… the only nonfamily members other than McCain that Palin really mentioned in her introductory speech were Democrats Geraldine Ferraro and Hillary Rodham Clinton. Whatever happened to Ronald Reagan? Isnâ€™t there a rule that you have to mention Ronald Reagan?
â€œIt was rightly noted in Denver that Hillary made 18 million cracks in the highest, hardest glass ceiling in America,â€ Palin said. â€œIt turns out the women of America arenâ€™t finished yet, and we can shatter that glass ceiling once and for all.â€
However, this is a moment that calls for quiet reflection on how far women have come since second-wave feminism burst forth in the 1960s. Forty years ago, slaves to the Patriarchy like Palin simply denounced feminism and women’s equality, saying they were happy being second-class citizens.

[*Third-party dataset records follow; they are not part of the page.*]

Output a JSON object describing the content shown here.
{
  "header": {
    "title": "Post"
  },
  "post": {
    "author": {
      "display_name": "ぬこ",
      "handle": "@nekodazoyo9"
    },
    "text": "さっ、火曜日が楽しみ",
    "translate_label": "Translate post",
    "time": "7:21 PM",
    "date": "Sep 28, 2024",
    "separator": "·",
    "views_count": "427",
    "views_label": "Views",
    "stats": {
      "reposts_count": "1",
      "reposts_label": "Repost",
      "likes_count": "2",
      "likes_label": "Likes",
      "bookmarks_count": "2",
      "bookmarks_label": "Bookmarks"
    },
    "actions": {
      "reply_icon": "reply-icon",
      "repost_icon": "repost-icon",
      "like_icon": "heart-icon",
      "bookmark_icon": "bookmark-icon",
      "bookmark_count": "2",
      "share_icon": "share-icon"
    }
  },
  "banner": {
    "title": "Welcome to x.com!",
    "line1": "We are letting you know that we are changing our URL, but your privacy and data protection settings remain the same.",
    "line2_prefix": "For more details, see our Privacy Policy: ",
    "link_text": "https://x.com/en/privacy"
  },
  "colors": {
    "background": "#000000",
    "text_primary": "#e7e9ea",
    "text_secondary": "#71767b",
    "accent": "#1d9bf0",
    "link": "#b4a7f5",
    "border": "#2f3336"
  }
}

Now, they pay lip service to feminism and take the reins of power to help the Patriarchy keep women subservient. Unfortunately, I fear there are many women — too young? too stupid? — who are selling out women by supporting an unqualified, anti-reproductive rights whackjob, who if she actually became President would set back women’s rights at least 50 years.

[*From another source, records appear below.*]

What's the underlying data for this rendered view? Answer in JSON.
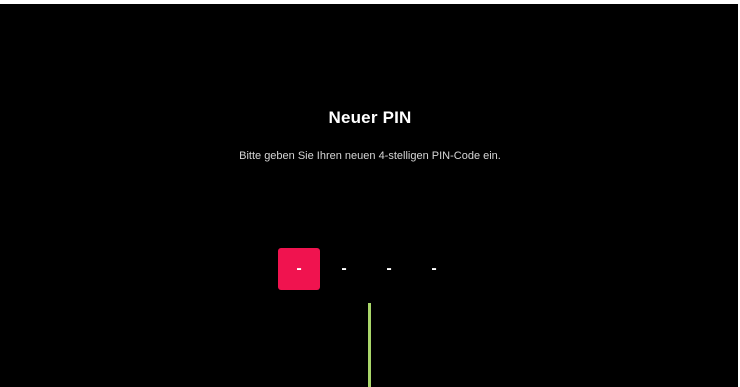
{
  "dialog": {
    "title": "Neuer PIN",
    "subtitle": "Bitte geben Sie Ihren neuen 4-stelligen PIN-Code ein."
  },
  "pin": {
    "digits": [
      "-",
      "-",
      "-",
      "-"
    ],
    "active_index": 0,
    "active_color": "#f0134f"
  },
  "colors": {
    "background": "#000000",
    "text": "#ffffff",
    "focus_indicator": "#a9d66a"
  }
}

Yes, I’m a bit irritated.
On the other hand, long-term I think the Palin choice could backfire among “swing” voters, especially when they learn about her extremist right-wing views on most issues and understand how utterly inexperienced she really is. McCain’s one advantage with the swing voters was his alleged superior experience and judgment regarding national security. I think the Palin choice broadcasts that his judgment is erratic and that he is more interested in winning elections than protecting America.

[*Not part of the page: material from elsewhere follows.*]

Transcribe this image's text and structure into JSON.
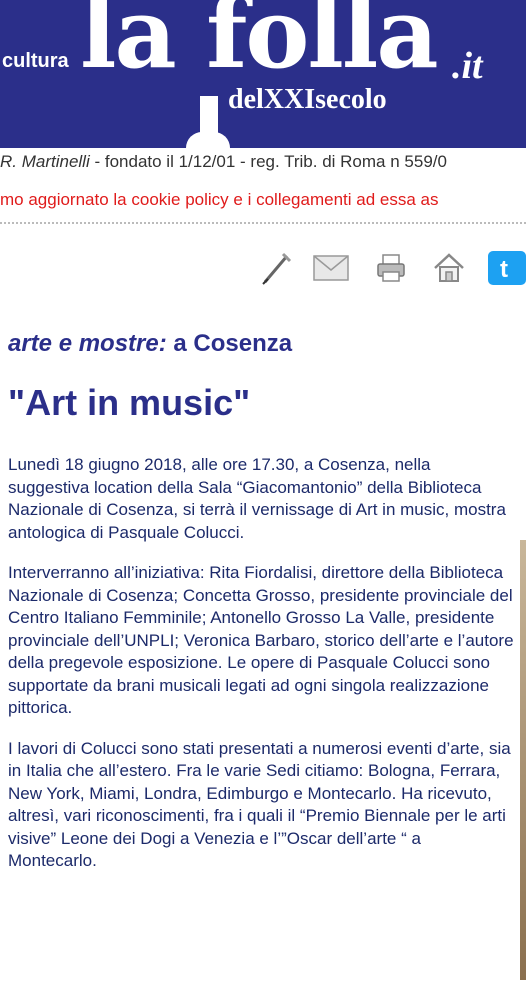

In other words, it’s a frivolous choice that makes the Obama-Biden ticket look all the more serious in contrast.
A lot depends on how much of a clown show the GOP convention turns out to be. Eight years ago, a complacent electorate enabled a frivolous presidential candidate to get into the White House. Four years ago, a frightened and emotionally manipulated electorate repeated the mistake. But now, if the GOP convention is the convergence of social pathologies it usually is, I think this time the electorate will not be amused. Now, people are damn pissed off and want the government to be run by people who are serious about running government.
And the conventions do matter. The Dem convention of 1972 hurt McGovern. The GOP convention of 1992 hurt Bush I. Let’s see what they do this time.
I think the biggest reason the polls have been so close is that people who are not paying close attention see the silvery-haired white guy who’s been in Washington forever, and the young skinny not-white guy who’s brand new, and they figure the older guy will be the serious one, the one with gravitas.
Yet it’s McCain who has been running a silly, frivolous campaign — the only time he gets serious is when he is reminding us he was a POW 40 years ago, which is every ten minutes. Otherwise, he runs silly advertisements and has a nearly content-free campaign that consists of telling lies about what Obama might do while fudging the details (if there are any) of what McCain might do.
And a lot depends on Palin herself, and whether she can stand up to national scrutiny, with which she has had no experience, without imploding.
Update: Andrew Sullivan —
Here’s the real slogan the McCain campaign should now adopt:
Putting. Country. Last.
Update: Get this —
Palin, who portrays herself as a fiscal conservative, racked up nearly $20 million in long-term debt as mayor of the tiny town of Wasilla â€” that amounts to $3,000 per resident. She argues that the debt was needed to fund improvements.